### PROVIDED DATA
*-*-*

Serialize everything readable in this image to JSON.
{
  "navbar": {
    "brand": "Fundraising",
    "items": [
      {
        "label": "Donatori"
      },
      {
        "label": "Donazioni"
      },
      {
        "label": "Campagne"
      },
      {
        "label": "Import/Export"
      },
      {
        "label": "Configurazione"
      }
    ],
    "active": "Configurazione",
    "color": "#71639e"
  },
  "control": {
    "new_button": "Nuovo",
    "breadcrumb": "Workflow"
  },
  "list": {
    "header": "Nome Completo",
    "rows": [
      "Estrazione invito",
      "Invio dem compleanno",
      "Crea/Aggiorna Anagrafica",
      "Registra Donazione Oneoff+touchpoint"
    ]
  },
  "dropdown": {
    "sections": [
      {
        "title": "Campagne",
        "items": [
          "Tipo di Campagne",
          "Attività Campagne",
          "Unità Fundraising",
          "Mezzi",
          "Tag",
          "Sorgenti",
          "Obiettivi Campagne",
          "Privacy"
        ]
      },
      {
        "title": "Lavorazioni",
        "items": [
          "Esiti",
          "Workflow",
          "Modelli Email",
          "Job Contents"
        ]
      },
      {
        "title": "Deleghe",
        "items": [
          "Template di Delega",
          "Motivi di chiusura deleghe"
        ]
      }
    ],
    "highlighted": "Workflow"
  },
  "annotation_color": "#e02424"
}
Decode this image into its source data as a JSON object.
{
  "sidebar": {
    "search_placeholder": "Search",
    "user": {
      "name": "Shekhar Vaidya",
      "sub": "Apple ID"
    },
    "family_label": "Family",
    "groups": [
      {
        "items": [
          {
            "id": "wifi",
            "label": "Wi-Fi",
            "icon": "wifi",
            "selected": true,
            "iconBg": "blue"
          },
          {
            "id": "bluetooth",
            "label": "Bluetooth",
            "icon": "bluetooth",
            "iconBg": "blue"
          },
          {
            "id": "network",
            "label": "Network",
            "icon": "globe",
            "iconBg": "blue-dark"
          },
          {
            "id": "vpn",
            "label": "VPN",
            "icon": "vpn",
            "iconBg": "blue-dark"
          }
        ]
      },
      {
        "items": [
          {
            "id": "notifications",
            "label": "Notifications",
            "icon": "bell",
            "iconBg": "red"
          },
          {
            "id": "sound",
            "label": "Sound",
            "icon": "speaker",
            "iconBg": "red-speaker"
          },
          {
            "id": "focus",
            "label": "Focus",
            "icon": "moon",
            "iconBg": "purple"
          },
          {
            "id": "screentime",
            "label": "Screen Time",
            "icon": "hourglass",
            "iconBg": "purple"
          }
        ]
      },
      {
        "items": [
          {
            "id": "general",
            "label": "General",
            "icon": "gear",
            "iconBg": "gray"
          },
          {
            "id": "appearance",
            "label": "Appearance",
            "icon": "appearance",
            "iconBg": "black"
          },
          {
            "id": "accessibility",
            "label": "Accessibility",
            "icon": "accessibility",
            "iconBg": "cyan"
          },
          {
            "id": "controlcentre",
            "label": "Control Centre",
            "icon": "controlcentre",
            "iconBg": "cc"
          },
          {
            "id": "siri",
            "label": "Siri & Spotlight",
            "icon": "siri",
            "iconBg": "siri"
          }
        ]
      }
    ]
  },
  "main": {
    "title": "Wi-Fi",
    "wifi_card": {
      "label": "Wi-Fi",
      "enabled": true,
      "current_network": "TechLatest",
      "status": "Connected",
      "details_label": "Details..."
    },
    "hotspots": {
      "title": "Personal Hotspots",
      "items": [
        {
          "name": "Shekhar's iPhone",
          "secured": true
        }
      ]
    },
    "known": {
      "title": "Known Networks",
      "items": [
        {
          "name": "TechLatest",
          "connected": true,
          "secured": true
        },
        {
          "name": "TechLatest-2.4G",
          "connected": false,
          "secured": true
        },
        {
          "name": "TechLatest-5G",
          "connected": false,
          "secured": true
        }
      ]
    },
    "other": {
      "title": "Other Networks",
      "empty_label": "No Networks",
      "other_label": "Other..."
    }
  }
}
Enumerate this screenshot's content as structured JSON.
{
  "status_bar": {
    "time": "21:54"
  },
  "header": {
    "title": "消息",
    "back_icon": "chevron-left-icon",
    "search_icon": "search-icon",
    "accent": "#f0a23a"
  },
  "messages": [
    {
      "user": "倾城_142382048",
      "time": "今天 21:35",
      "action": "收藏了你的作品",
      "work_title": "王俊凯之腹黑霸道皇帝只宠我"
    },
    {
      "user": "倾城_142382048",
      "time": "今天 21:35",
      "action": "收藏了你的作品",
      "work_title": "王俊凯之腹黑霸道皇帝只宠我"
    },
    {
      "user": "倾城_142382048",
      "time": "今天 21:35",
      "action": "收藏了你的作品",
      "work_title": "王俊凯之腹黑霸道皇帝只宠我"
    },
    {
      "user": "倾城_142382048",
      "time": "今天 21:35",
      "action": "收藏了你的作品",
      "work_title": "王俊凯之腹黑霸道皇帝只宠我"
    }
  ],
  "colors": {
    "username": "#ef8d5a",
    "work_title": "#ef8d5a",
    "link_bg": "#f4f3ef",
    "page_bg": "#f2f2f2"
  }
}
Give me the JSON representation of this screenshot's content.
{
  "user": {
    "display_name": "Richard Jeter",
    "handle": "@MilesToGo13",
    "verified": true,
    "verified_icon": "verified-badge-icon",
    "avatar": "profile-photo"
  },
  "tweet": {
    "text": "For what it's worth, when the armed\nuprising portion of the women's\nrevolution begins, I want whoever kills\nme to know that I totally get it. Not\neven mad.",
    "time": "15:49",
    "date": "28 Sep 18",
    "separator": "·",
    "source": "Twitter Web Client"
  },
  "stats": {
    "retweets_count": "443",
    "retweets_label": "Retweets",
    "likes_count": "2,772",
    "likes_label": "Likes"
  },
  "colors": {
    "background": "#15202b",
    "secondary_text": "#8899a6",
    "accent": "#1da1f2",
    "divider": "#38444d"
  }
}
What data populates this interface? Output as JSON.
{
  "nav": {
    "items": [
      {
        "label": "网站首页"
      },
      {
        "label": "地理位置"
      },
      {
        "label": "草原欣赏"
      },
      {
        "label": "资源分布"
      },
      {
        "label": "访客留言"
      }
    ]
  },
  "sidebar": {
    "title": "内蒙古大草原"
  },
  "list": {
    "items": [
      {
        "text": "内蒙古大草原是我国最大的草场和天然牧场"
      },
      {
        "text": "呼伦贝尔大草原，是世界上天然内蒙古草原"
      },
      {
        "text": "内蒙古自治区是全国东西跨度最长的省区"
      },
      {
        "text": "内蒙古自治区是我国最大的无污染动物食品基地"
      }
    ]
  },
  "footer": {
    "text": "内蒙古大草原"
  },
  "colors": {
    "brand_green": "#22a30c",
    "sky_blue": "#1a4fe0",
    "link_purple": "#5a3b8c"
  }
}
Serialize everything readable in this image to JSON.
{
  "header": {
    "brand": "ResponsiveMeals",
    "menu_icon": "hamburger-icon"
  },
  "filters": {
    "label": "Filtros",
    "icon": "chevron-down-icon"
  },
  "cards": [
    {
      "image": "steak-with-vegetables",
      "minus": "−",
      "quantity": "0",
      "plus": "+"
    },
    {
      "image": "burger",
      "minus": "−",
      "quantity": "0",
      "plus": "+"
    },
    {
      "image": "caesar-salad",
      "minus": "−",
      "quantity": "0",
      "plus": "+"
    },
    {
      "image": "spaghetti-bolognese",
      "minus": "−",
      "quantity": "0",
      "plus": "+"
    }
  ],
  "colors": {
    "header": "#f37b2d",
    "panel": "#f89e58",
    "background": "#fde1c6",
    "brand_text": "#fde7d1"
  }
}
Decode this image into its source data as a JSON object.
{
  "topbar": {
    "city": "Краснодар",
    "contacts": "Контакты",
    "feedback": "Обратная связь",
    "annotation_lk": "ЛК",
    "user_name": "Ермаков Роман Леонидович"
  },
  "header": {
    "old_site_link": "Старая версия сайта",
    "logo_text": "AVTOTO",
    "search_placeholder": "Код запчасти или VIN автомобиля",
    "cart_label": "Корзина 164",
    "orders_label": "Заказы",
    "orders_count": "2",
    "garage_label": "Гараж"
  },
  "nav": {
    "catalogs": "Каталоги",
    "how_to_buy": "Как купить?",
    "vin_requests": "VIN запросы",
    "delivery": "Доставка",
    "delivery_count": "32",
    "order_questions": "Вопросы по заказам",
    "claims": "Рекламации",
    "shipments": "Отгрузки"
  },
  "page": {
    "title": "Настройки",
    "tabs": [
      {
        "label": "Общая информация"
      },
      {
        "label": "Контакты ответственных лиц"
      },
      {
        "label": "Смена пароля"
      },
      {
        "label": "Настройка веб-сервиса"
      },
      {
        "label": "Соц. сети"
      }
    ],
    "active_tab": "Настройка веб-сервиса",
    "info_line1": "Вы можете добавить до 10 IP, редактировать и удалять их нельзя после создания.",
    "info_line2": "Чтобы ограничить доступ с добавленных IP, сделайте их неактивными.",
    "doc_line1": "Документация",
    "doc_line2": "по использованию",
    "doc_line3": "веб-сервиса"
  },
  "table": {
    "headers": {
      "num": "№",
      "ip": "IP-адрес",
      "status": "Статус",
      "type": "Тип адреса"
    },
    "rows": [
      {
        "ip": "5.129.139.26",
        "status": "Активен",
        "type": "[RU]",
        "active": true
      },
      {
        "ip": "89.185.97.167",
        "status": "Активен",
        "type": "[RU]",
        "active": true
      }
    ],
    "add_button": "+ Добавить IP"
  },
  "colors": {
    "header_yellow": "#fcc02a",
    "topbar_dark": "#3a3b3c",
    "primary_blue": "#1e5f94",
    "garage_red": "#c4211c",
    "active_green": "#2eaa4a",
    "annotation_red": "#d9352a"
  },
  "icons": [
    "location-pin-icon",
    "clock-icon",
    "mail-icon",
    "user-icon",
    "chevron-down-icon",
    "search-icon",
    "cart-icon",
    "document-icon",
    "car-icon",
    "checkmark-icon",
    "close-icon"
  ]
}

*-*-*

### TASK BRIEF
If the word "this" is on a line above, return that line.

### TASK SOLUTION
Serialize everything readable in this image to JSON.
Decode this image into its source data as a JSON object.
Enumerate this screenshot's content as structured JSON.
Give me the JSON representation of this screenshot's content.
What data populates this interface? Output as JSON.
Serialize everything readable in this image to JSON.
Decode this image into its source data as a JSON object.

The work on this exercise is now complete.